Golden age of French fashion
A fashion capital is a city that exerts a significant influence on the world in terms of fashion. For several decades, Four Cities, called The ” Big Four “, have shared this title: Paris, London, Milan and New York. The French capital has had the exclusivity of haute couture since its invention in the mid-19th century, the latter retains an obvious primacy.
It is difficult to find a concise and precise definition of this infinite, communitarian, and at the same time very personal universe. But to go fast, one could say that fashion is novelty, originality, sometimes even a provocation against the established order. Breaking with tradition, it is a precious indicator of the evolution of our society.
In the summer of 1945, European women wanted to change, color, and innovation. It was the euphoric period of the postwar period, the beautiful GI’s imported chewing gum and rock’n’roll; the fashion will also actively inspire our American cousins.
The mode becomes “fashion,” and this term alone defines a relay transition. To be fashion is to be different, a little subversive. The bourgeois classes are moving away from this anti-traditional notion, and style is split between the classic collections and the “fashion” collections intended for a very young, numerous and completely emerging clientele on the market. You can feel the first winds of emancipation.

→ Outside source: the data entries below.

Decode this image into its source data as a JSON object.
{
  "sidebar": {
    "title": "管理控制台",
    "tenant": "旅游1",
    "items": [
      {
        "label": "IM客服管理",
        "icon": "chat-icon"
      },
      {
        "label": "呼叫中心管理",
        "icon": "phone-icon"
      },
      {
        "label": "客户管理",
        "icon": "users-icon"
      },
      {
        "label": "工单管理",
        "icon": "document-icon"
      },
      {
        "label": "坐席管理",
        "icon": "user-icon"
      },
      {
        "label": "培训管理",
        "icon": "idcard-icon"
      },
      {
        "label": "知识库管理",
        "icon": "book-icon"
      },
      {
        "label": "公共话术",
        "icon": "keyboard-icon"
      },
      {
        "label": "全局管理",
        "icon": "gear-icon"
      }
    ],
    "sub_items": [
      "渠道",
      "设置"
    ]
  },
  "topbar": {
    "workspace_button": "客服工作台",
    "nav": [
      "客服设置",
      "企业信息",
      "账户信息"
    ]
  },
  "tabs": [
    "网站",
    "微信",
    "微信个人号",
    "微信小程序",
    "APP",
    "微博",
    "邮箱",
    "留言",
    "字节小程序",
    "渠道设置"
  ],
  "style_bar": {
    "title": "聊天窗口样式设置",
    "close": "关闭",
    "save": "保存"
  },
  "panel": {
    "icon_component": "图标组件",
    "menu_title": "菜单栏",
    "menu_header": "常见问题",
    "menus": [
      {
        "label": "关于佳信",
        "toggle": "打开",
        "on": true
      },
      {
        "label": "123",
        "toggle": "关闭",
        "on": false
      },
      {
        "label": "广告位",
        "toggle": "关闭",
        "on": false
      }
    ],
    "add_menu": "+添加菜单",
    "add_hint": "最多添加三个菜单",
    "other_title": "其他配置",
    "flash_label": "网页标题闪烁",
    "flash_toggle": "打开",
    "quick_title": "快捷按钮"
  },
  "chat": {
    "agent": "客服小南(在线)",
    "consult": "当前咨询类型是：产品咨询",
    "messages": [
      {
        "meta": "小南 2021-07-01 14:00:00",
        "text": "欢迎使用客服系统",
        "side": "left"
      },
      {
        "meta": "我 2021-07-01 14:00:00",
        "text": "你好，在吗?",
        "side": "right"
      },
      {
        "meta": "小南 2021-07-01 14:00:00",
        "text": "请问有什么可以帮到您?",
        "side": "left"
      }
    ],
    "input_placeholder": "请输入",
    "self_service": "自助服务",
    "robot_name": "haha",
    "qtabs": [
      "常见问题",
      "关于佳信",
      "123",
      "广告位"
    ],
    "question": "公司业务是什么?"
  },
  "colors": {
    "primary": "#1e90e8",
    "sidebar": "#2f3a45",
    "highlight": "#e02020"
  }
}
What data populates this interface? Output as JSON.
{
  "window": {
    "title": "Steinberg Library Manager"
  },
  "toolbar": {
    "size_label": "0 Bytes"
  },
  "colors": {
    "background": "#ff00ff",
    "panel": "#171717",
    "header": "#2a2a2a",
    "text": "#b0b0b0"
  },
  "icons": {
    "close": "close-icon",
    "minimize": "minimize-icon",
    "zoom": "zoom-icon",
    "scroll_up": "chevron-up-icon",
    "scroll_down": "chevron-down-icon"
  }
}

It’s not a fashion show anymore. It’s the haute couture memory album, The One before. Because if there was a golden age in Hollywood, there was a golden age in the haute couture, too. The Galleria Palace in Paris shows as if it were a Portrait Gallery of the 1950s, a collection of dream dresses signed by Christian Dior, Chanel, Balenciaga, Schiaparelli. As well as up to thirty creators who they represent a glorious decade, the Golden Age of fashion is the heyday of sewing.
Under the title ‘Les Années 50’ about thirty dresses are grouped together, arranged according to the moment for which they were designed. There are rooms with designs of day, evening, afternoon, cocktail, evening, prom, gala, because there was time in which it was normal to change outfit six or seven times a day. Christian Dior’s work is the most represented. His legacy dates back to the decade between 1947 and 1957. He was the king, dressed European and American women, “he sold more than half of French fashion exports,” says Saillard. Dior always marked a trend, from his first couture collection in which he made his wide skirts ring in the spacious salons of Paris. The models wore narrow waist dresses, rounded shoulders, enhanced bust and dancer’s skirt.
The women, who had replaced the men who had gone to the front in the factories in particular, returned to the home. No more martial shortages, it’s opulence. After years of bric-et-de-broc attire meetings, she will be feministic. Christian Dior, a young designer then unknown, invents the “New Look” that redraws a size for women. The skirt is made of Corolla or pencil, the lingerie naughty. Paris, amorphous under the occupation, is once again the world capital of fashion.
After the war, it was the Golden Age of Parisian haute couture that imposed its tendencies on the whole world.
Jeans Show up in France
1967 saw the “blue jeans,” a former blue-collar worker who, molded on James Dean’s thighs, found a new vocation that caused a sensation. This resistant fabric is becoming so popular that it will soon be used by young people all over the world, regardless of gender.
The fashion of the 1960S AND 1970S
It is a real frustration that the youth throw in the highly symbolic cobbles of May ‘ 68. The student demonstrations will lead to the emancipation of the woman who is finally allowed to use contraception and the voluntary interruption of pregnancy. Witness to these upheavals of mentalities, the skirt that dares to go up above the knee was born in the 1960s, causing fear among the Guardians of traditions (Chanel will say that a knee is ugly and that it must be hidden).